It takes a village to care for an elderly man who has a really goooood dog. But I can remember when I was a kid and we thought Lassie, who had the worst case of the mange and smelled like a wet dog even on sunny days, was the prettiest dog on Lynn Dale Lane. I remember my tadpole that turned into a frog and the trip Mother and Daddy and I made together to give him his freedom at the creek. I remember Prissy getting on Dad’s cars and I remember that cage he made for my bunny when I was in the second grade. I remember our chihuahuas and that awful lizard that lived in my brother’s room. I remember his peacocks that he loved to show the grandchildren and their being entertained by the squirrel on the patio that would sometimes eat a piece of bread from his hand. I remember. He called each one “Tommy.” That’s just his name for all pets. I remember lots of “Tommies.” And, I guess this particular Tommy hasn’t quite caught me up with dad yet on “Tommy-trouble.” I think I’ll probably never be really our of pet-debt with Dad. I am learning, though, that pet equity is sweat equity.
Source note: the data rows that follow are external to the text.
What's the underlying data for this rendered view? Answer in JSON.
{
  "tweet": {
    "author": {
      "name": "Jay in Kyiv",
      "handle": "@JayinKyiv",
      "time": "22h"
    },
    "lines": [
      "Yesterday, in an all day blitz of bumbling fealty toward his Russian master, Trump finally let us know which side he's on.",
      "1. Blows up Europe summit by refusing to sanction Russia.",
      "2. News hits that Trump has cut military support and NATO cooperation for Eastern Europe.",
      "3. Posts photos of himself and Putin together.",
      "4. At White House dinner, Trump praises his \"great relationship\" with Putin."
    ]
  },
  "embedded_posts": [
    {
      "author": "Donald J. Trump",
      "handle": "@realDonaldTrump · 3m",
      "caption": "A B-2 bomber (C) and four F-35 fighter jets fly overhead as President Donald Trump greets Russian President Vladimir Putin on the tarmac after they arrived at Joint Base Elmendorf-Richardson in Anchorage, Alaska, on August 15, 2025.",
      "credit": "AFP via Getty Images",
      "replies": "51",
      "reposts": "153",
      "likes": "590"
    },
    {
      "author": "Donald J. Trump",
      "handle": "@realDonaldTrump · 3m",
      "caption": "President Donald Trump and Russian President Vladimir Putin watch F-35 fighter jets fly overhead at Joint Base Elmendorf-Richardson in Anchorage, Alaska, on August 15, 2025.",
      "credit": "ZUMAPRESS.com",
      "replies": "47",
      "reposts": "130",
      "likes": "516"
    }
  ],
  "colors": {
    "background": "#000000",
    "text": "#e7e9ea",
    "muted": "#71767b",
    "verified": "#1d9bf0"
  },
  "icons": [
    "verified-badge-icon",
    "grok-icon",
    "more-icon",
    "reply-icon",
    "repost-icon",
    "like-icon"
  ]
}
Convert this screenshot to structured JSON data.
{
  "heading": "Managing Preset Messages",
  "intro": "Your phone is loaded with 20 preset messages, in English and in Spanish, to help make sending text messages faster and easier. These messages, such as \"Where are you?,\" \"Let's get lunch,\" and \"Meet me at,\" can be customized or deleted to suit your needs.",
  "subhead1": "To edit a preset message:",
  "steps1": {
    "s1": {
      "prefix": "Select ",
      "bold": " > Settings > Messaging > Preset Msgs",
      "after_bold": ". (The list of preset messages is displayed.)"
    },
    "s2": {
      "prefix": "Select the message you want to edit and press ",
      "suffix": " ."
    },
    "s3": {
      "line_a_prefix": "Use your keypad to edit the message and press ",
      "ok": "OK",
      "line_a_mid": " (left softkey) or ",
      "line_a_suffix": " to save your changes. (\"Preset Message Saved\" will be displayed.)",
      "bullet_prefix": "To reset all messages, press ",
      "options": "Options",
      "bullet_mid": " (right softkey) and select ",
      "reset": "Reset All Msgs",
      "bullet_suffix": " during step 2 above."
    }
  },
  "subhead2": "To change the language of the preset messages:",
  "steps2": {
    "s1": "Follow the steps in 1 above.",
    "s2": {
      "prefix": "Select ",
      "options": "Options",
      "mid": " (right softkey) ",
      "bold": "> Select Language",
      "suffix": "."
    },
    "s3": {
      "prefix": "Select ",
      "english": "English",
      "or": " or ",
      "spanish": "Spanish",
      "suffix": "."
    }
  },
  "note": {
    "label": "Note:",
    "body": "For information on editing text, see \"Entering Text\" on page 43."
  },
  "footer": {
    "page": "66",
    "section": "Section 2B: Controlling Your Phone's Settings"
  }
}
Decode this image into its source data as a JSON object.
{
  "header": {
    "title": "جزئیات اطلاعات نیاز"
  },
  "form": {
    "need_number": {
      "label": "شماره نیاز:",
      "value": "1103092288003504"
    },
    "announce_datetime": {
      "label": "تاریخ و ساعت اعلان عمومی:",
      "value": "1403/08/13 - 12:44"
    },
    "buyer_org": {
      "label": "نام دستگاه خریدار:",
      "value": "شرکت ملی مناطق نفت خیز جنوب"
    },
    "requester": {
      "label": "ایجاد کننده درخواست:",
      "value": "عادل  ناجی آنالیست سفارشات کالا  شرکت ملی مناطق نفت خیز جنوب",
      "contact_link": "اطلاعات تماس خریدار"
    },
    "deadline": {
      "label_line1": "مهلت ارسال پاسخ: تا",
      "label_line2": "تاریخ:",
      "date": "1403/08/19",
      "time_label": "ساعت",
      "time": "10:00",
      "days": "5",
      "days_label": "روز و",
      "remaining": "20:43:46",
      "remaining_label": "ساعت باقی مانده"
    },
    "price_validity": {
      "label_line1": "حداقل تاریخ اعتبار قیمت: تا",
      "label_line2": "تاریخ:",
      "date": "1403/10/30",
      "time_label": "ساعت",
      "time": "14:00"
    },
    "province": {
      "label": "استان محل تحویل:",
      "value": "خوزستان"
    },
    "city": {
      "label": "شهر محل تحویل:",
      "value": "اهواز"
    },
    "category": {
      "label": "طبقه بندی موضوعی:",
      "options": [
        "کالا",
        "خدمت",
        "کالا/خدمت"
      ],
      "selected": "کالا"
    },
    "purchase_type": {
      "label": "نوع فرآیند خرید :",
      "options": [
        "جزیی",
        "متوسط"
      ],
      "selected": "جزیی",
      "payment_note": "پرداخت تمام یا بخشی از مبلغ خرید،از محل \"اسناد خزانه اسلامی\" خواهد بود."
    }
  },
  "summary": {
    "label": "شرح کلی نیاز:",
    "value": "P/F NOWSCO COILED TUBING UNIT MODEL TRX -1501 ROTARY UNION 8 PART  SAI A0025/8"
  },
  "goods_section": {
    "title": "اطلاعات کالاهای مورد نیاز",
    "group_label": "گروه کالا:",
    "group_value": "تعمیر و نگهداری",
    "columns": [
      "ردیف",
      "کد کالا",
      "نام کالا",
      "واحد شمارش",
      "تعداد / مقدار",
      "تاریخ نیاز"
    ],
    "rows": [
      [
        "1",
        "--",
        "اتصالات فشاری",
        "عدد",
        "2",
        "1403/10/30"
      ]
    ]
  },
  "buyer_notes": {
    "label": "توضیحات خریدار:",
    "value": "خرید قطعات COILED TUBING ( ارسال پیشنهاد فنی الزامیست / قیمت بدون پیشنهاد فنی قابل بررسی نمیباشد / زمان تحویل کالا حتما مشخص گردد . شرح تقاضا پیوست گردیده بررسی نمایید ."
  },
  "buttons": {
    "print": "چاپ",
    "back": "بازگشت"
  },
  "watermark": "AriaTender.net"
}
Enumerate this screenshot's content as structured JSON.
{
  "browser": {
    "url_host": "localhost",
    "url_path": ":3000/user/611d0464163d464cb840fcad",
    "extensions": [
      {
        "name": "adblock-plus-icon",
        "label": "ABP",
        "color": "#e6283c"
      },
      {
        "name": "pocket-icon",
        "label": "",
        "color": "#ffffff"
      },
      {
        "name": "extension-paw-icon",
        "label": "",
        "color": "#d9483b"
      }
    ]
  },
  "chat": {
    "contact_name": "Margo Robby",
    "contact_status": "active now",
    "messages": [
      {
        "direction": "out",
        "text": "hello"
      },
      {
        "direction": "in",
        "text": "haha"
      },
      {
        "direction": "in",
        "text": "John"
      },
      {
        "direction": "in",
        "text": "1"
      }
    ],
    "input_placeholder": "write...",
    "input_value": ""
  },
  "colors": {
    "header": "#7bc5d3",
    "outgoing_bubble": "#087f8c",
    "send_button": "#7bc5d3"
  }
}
On Saturday, if we do not have any rabies at Four Mile, Tommy will be free. The deer that have loved his incarceration will not be happy. But Dad will be ecstatic. Garbage will be strewn again and Dad will have a tough time getting to the car. But Dad will be so happy to look out on the patio and see that good dog again. A part of me will be a little relieved, too. Dad, from his recliner by the glass patio door is on “Tommy-tangle” patrol during the incarceration. And he is vigilant. Right now, I’m headed out to the woodshed in the rain because Tommy is tangled around the clothesline pole…and he’s such a goooood dog.
A righteous man regardeth the life of his beast; But the tender mercies of the wicked are cruel.